* SUPPLIED RECORDS:

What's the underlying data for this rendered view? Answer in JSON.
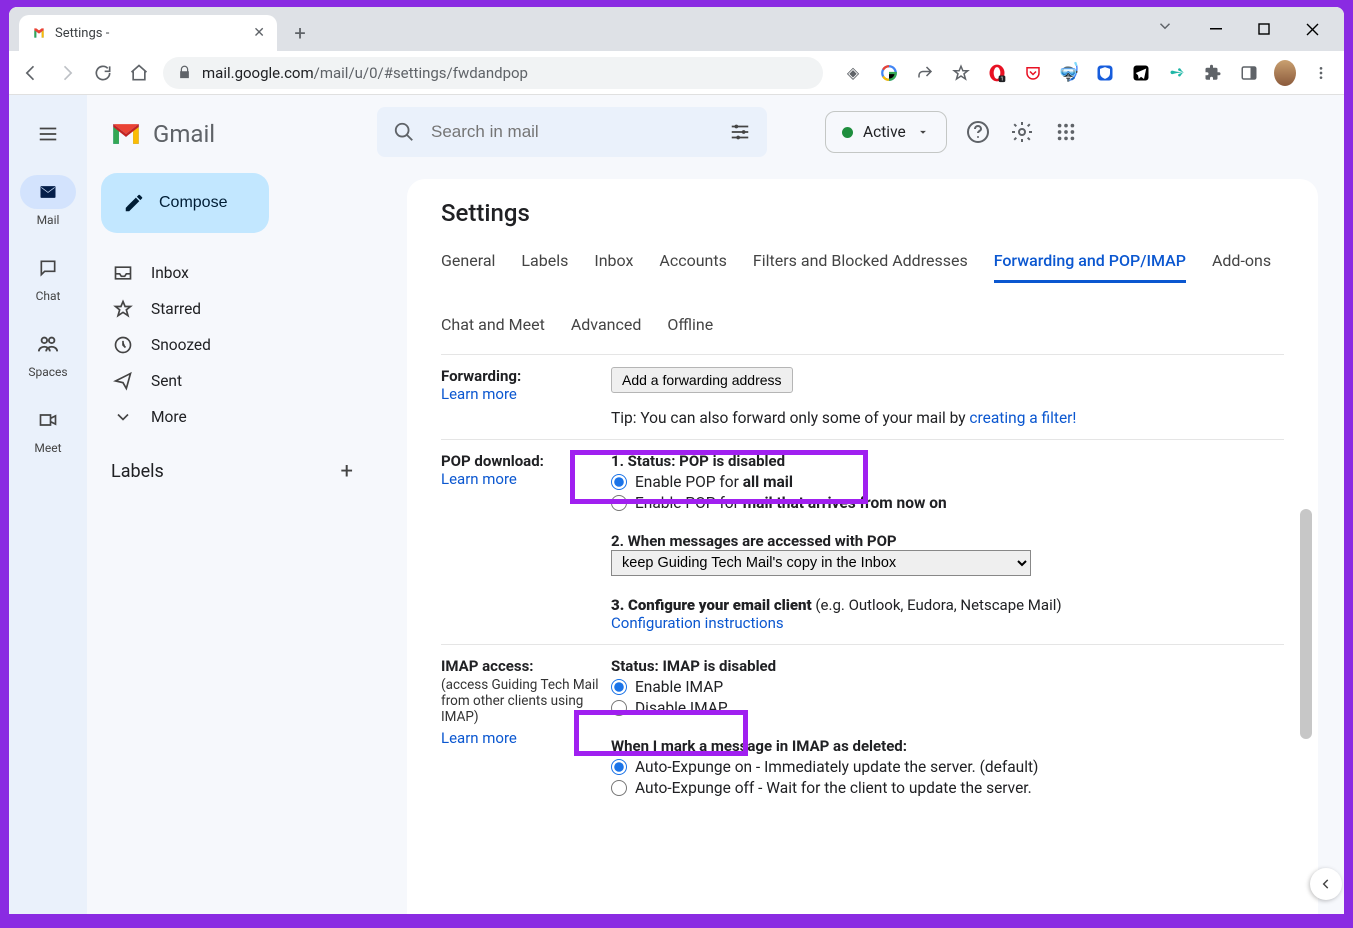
{
  "browser": {
    "tab_title": "Settings -",
    "url_display_prefix": "mail.google.com",
    "url_display_suffix": "/mail/u/0/#settings/fwdandpop"
  },
  "gmail": {
    "brand": "Gmail",
    "search_placeholder": "Search in mail",
    "status_label": "Active",
    "compose": "Compose",
    "rail": {
      "mail": "Mail",
      "chat": "Chat",
      "spaces": "Spaces",
      "meet": "Meet"
    },
    "nav": {
      "inbox": "Inbox",
      "starred": "Starred",
      "snoozed": "Snoozed",
      "sent": "Sent",
      "more": "More"
    },
    "labels_header": "Labels"
  },
  "settings": {
    "heading": "Settings",
    "tabs": [
      "General",
      "Labels",
      "Inbox",
      "Accounts",
      "Filters and Blocked Addresses",
      "Forwarding and POP/IMAP",
      "Add-ons",
      "Chat and Meet",
      "Advanced",
      "Offline"
    ],
    "active_tab_index": 5,
    "forwarding": {
      "title": "Forwarding:",
      "learn": "Learn more",
      "add_btn": "Add a forwarding address",
      "tip_prefix": "Tip: You can also forward only some of your mail by ",
      "tip_link": "creating a filter!"
    },
    "pop": {
      "title": "POP download:",
      "learn": "Learn more",
      "status": "1. Status: POP is disabled",
      "opt_all_pre": "Enable POP for ",
      "opt_all_bold": "all mail",
      "opt_new_pre": "Enable POP for ",
      "opt_new_bold": "mail that arrives from now on",
      "step2": "2. When messages are accessed with POP",
      "select_value": "keep Guiding Tech Mail's copy in the Inbox",
      "step3_pre": "3. Configure your email client ",
      "step3_paren": "(e.g. Outlook, Eudora, Netscape Mail)",
      "config_link": "Configuration instructions"
    },
    "imap": {
      "title": "IMAP access:",
      "sub": "(access Guiding Tech Mail from other clients using IMAP)",
      "learn": "Learn more",
      "status": "Status: IMAP is disabled",
      "enable": "Enable IMAP",
      "disable": "Disable IMAP",
      "deleted_heading": "When I mark a message in IMAP as deleted:",
      "expunge_on": "Auto-Expunge on - Immediately update the server. (default)",
      "expunge_off": "Auto-Expunge off - Wait for the client to update the server."
    }
  }
}
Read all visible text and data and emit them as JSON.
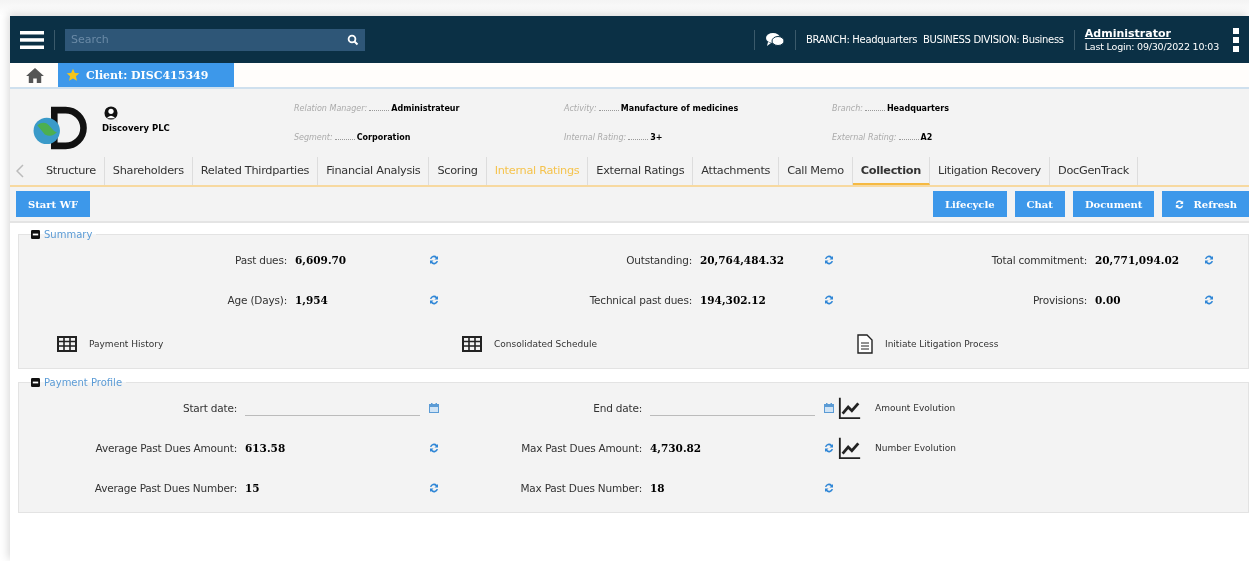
{
  "topbar": {
    "search": {
      "placeholder": "Search"
    },
    "context": "BRANCH: Headquarters  BUSINESS DIVISION: Business",
    "user": "Administrator",
    "last_login": "Last Login: 09/30/2022 10:03"
  },
  "doc_tabs": [
    {
      "label": "Client: DISC415349",
      "selected": true
    }
  ],
  "client": {
    "name": "Discovery PLC",
    "fields": [
      {
        "label": "Relation Manager:",
        "value": "Administrateur"
      },
      {
        "label": "Activity:",
        "value": "Manufacture of medicines"
      },
      {
        "label": "Branch:",
        "value": "Headquarters"
      },
      {
        "label": "Segment:",
        "value": "Corporation"
      },
      {
        "label": "Internal Rating:",
        "value": "3+"
      },
      {
        "label": "External Rating:",
        "value": "A2"
      }
    ]
  },
  "nav_tabs": [
    {
      "label": "Structure",
      "selected": false,
      "disabled": false
    },
    {
      "label": "Shareholders",
      "selected": false,
      "disabled": false
    },
    {
      "label": "Related Thirdparties",
      "selected": false,
      "disabled": false
    },
    {
      "label": "Financial Analysis",
      "selected": false,
      "disabled": false
    },
    {
      "label": "Scoring",
      "selected": false,
      "disabled": false
    },
    {
      "label": "Internal Ratings",
      "selected": false,
      "disabled": true
    },
    {
      "label": "External Ratings",
      "selected": false,
      "disabled": false
    },
    {
      "label": "Attachments",
      "selected": false,
      "disabled": false
    },
    {
      "label": "Call Memo",
      "selected": false,
      "disabled": false
    },
    {
      "label": "Collection",
      "selected": true,
      "disabled": false
    },
    {
      "label": "Litigation Recovery",
      "selected": false,
      "disabled": false
    },
    {
      "label": "DocGenTrack",
      "selected": false,
      "disabled": false
    }
  ],
  "toolbar": {
    "left": [
      "Start WF"
    ],
    "right": [
      {
        "label": "Lifecycle",
        "kind": "plain"
      },
      {
        "label": "Chat",
        "kind": "plain"
      },
      {
        "label": "Document",
        "kind": "plain"
      },
      {
        "label": "Refresh",
        "kind": "refresh"
      }
    ]
  },
  "summary": {
    "title": "Summary",
    "expanded": true,
    "metrics": [
      {
        "label": "Past dues:",
        "value": "6,609.70"
      },
      {
        "label": "Outstanding:",
        "value": "20,764,484.32"
      },
      {
        "label": "Total commitment:",
        "value": "20,771,094.02"
      },
      {
        "label": "Age (Days):",
        "value": "1,954"
      },
      {
        "label": "Technical past dues:",
        "value": "194,302.12"
      },
      {
        "label": "Provisions:",
        "value": "0.00"
      }
    ],
    "links": [
      {
        "label": "Payment History",
        "kind": "table"
      },
      {
        "label": "Consolidated Schedule",
        "kind": "table"
      },
      {
        "label": "Initiate Litigation Process",
        "kind": "document"
      }
    ]
  },
  "payment_profile": {
    "title": "Payment Profile",
    "expanded": true,
    "dates": [
      {
        "label": "Start date:"
      },
      {
        "label": "End date:"
      }
    ],
    "charts": [
      "Amount Evolution",
      "Number Evolution"
    ],
    "metrics": [
      {
        "label": "Average Past Dues Amount:",
        "value": "613.58"
      },
      {
        "label": "Max Past Dues Amount:",
        "value": "4,730.82"
      },
      {
        "label": "Average Past Dues Number:",
        "value": "15"
      },
      {
        "label": "Max Past Dues Number:",
        "value": "18"
      }
    ]
  }
}
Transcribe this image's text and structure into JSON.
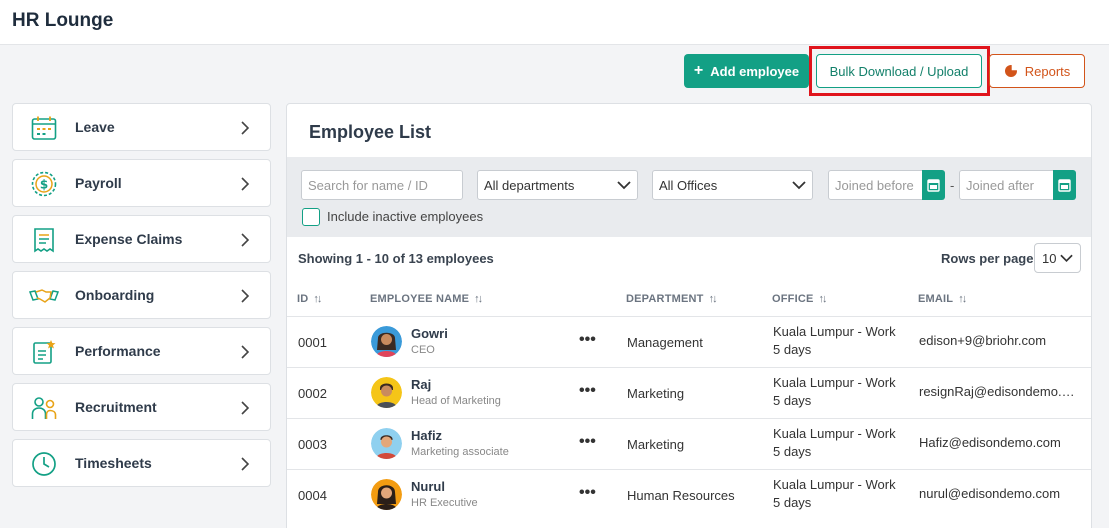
{
  "app": {
    "title": "HR Lounge"
  },
  "toolbar": {
    "add_employee_label": "Add employee",
    "bulk_label": "Bulk Download / Upload",
    "reports_label": "Reports"
  },
  "colors": {
    "accent": "#13a085",
    "reports": "#d2541a",
    "highlight": "#e0141c"
  },
  "sidebar": {
    "items": [
      {
        "label": "Leave",
        "icon": "calendar-icon"
      },
      {
        "label": "Payroll",
        "icon": "dollar-coin-icon"
      },
      {
        "label": "Expense Claims",
        "icon": "receipt-icon"
      },
      {
        "label": "Onboarding",
        "icon": "handshake-icon"
      },
      {
        "label": "Performance",
        "icon": "star-clipboard-icon"
      },
      {
        "label": "Recruitment",
        "icon": "people-icon"
      },
      {
        "label": "Timesheets",
        "icon": "clock-icon"
      }
    ]
  },
  "main": {
    "title": "Employee List",
    "filters": {
      "search_placeholder": "Search for name / ID",
      "department_value": "All departments",
      "office_value": "All Offices",
      "joined_before_placeholder": "Joined before",
      "joined_after_placeholder": "Joined after",
      "date_separator": "-",
      "inactive_label": "Include inactive employees"
    },
    "showing": "Showing 1 - 10 of 13 employees",
    "rows_per_page_label": "Rows per page",
    "rows_per_page_value": "10",
    "columns": [
      "ID",
      "EMPLOYEE NAME",
      "DEPARTMENT",
      "OFFICE",
      "EMAIL"
    ],
    "rows": [
      {
        "id": "0001",
        "name": "Gowri",
        "role": "CEO",
        "department": "Management",
        "office": "Kuala Lumpur - Work 5 days",
        "email": "edison+9@briohr.com"
      },
      {
        "id": "0002",
        "name": "Raj",
        "role": "Head of Marketing",
        "department": "Marketing",
        "office": "Kuala Lumpur - Work 5 days",
        "email": "resignRaj@edisondemo.com"
      },
      {
        "id": "0003",
        "name": "Hafiz",
        "role": "Marketing associate",
        "department": "Marketing",
        "office": "Kuala Lumpur - Work 5 days",
        "email": "Hafiz@edisondemo.com"
      },
      {
        "id": "0004",
        "name": "Nurul",
        "role": "HR Executive",
        "department": "Human Resources",
        "office": "Kuala Lumpur - Work 5 days",
        "email": "nurul@edisondemo.com"
      }
    ]
  }
}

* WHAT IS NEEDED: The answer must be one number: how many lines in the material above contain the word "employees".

* ANSWER BELOW: 2